Use this URL to cite or link to this record in EThOS: http://ethos.bl.uk/OrderDetails.do?uin=uk.bl.ethos.607253
Title: Impacts of environmental stressors on the River Itchen Ranunculus community
Author: Poynter, Alexander James Winton
ISNI:       0000 0004 5362 9638
Awarding Body: University of Birmingham
Current Institution: University of Birmingham
Date of Award: 2014
Availability of Full Text:
Access from EThOS:
Access from Institution:
Abstract:
As fundamental components of chalk stream ecosystems, aquatic macrophytes are intrinsically linked to flow regime and physicochemical stability. Assessment of the River Itchen, Hampshire, a classic lowland chalk stream faced with ecosystem degradation, indicates the significance of the discharge regime for controlling both water quality and the spatiotemporal distribution of macrophyte assemblages. Experimental studies using outdoor artificial stream mesocosms signify their effectiveness for macrophyte growth studies and in identifying causality attributed to environmental stressors. In such experiments, the keystone chalk stream macrophyte Ranunculus pseudofluitans was identified as having preferences to moderate water velocities, with morphological and physiological trait responses causing distinct morphotypes depending on development in optimal or sub-optimal conditions. Furthermore, when subjected to flow, nutrient and periphytic competitive stressors, main trait responses were categorised as developmental, functional and confounded, respectively, with most traits linked to healthy development associated with flow. In addition, significant filamentous algal growth under low-nutrient conditions, but removal in increased velocities, highlights the importance of flow as a control mechanism. Examination of ontogenetic effects suggest trait variation with age, and overall developmental stage linked to a combination of environmental and plant age effects. This study demonstrates the necessity for good, consistent flow regimes in chalk streams, which enhances macrophyte community diversity, promoting development of keystone taxa, which in turn encourage beneficial heterogeneous flow patterns.
Supervisor: Not available Sponsor: Environment Agency ; Natural Environment Research Council

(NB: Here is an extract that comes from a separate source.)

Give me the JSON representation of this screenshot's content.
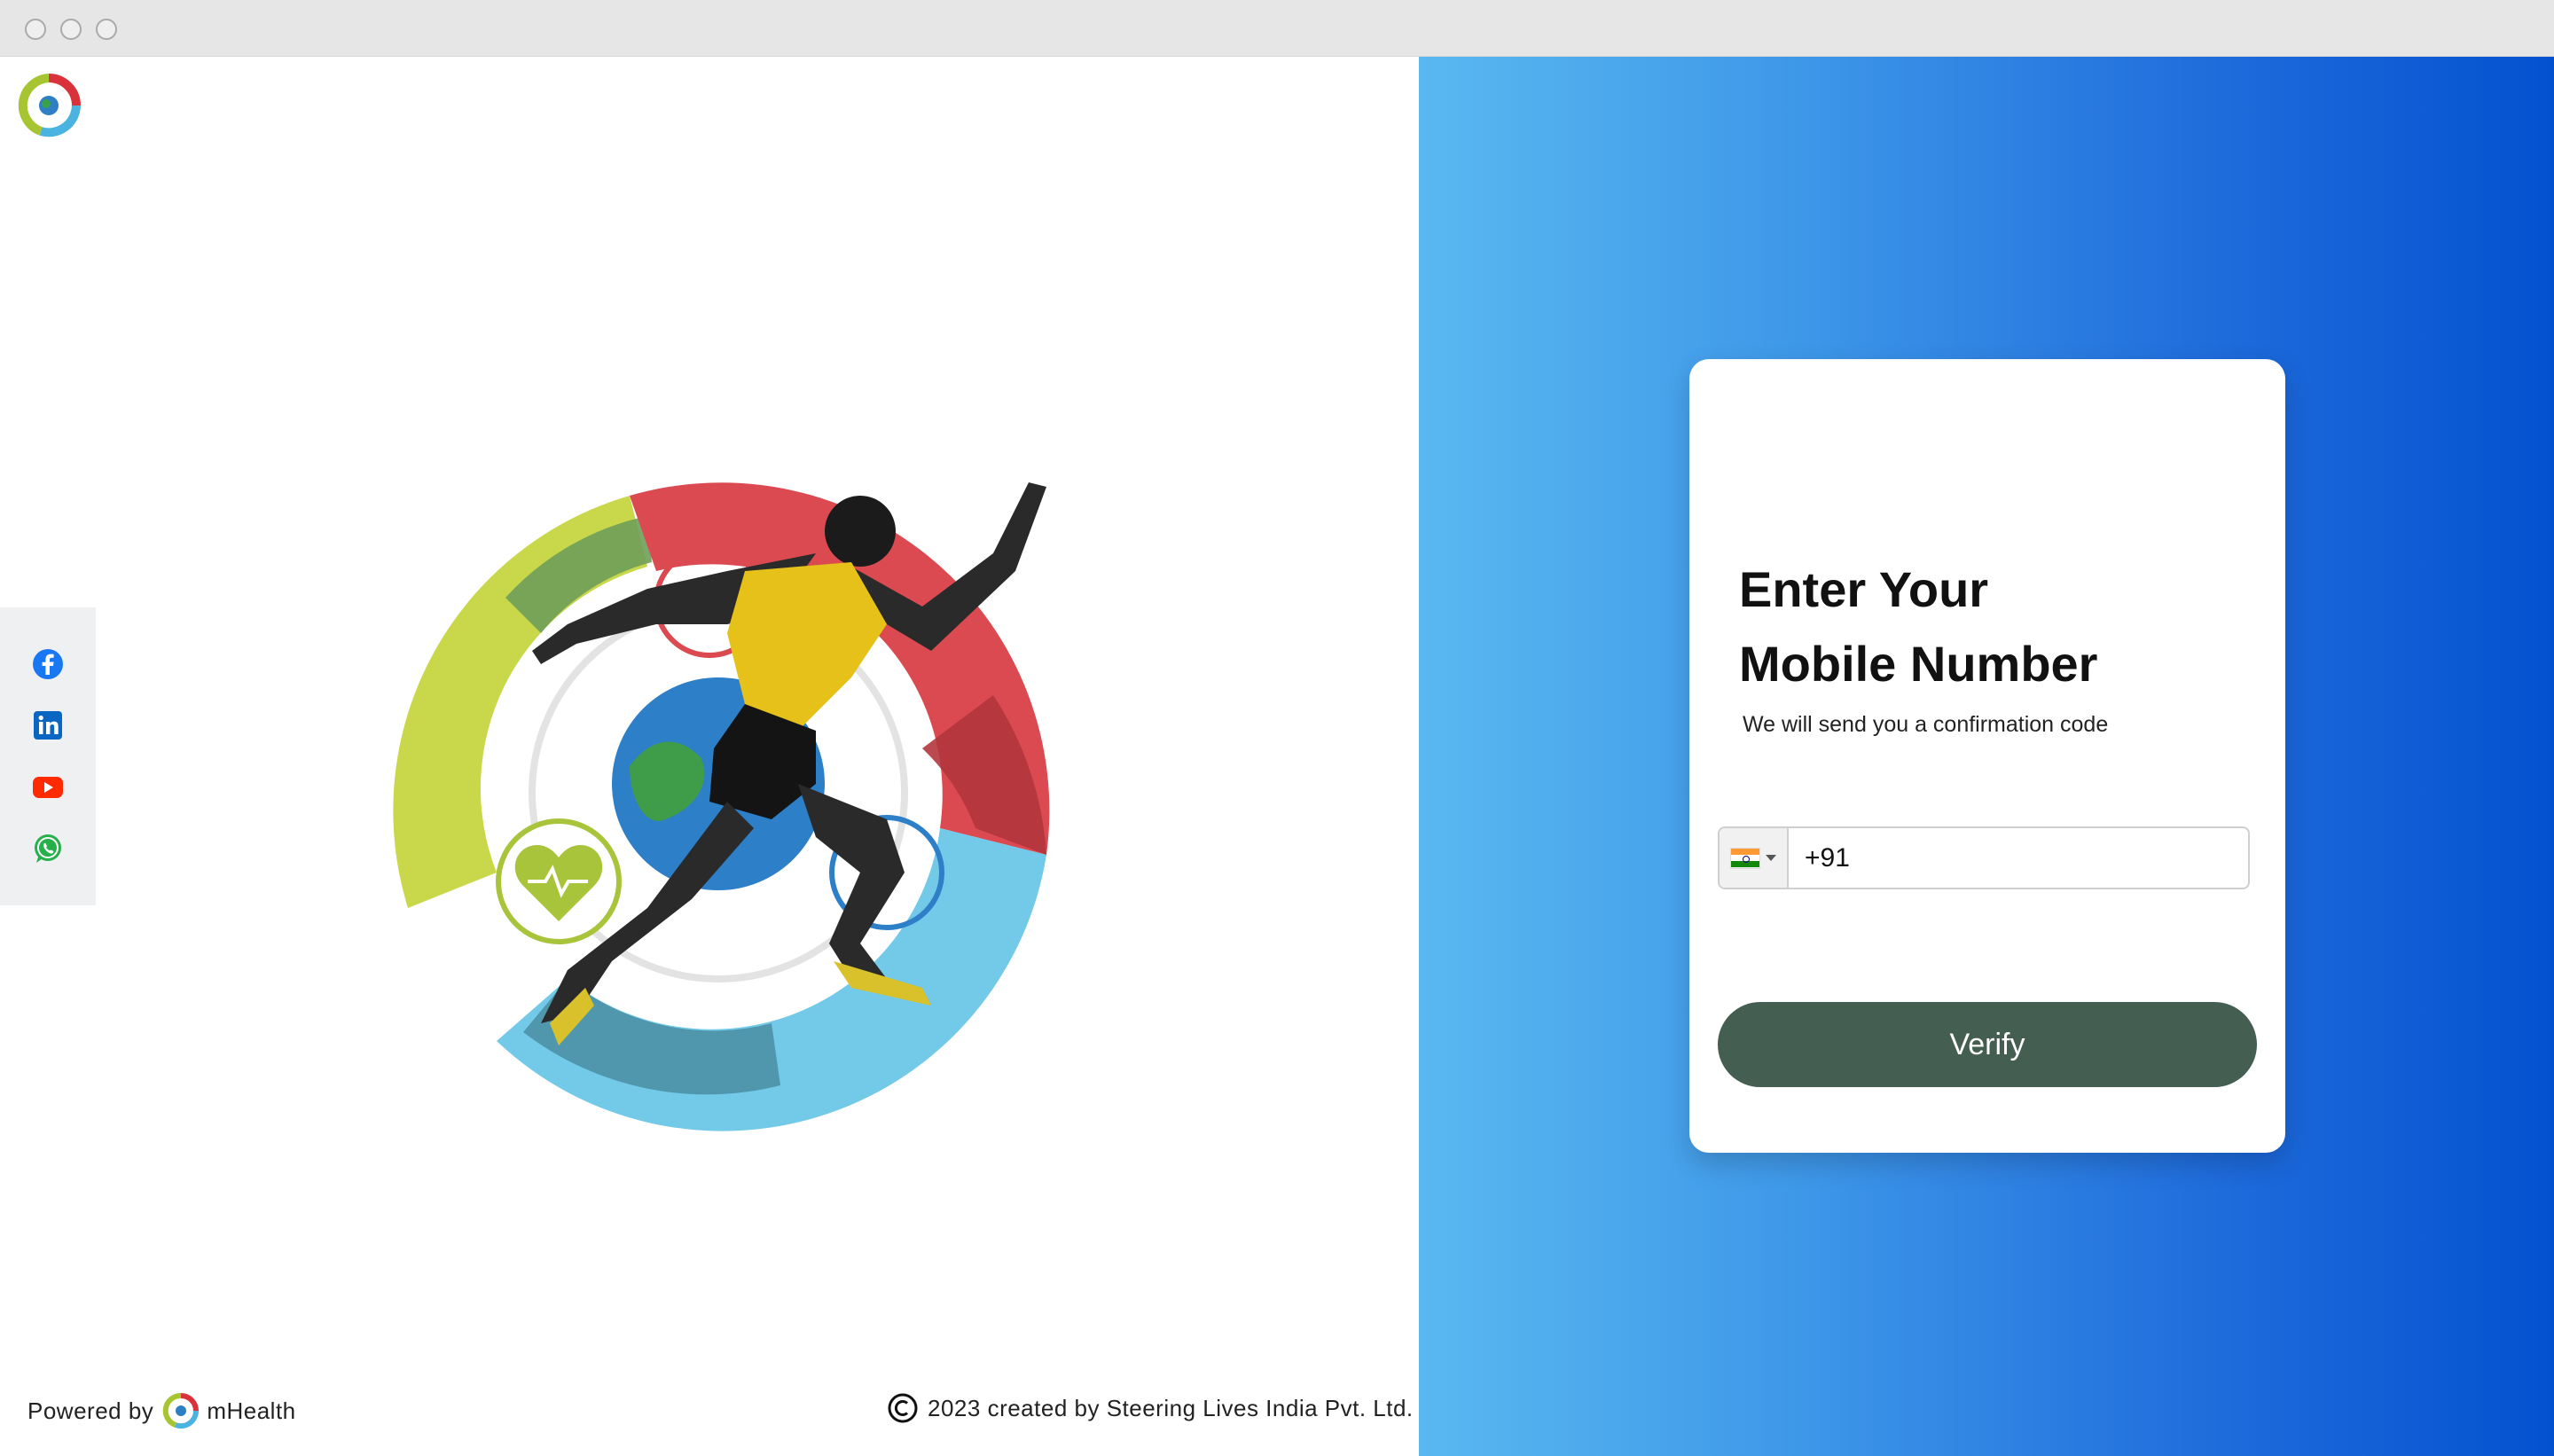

Qualification Name: Thesis (Ph.D.) Qualification Level: Doctoral
EThOS ID: uk.bl.ethos.607253  DOI: Not available
Keywords: GE Environmental Sciences
Share: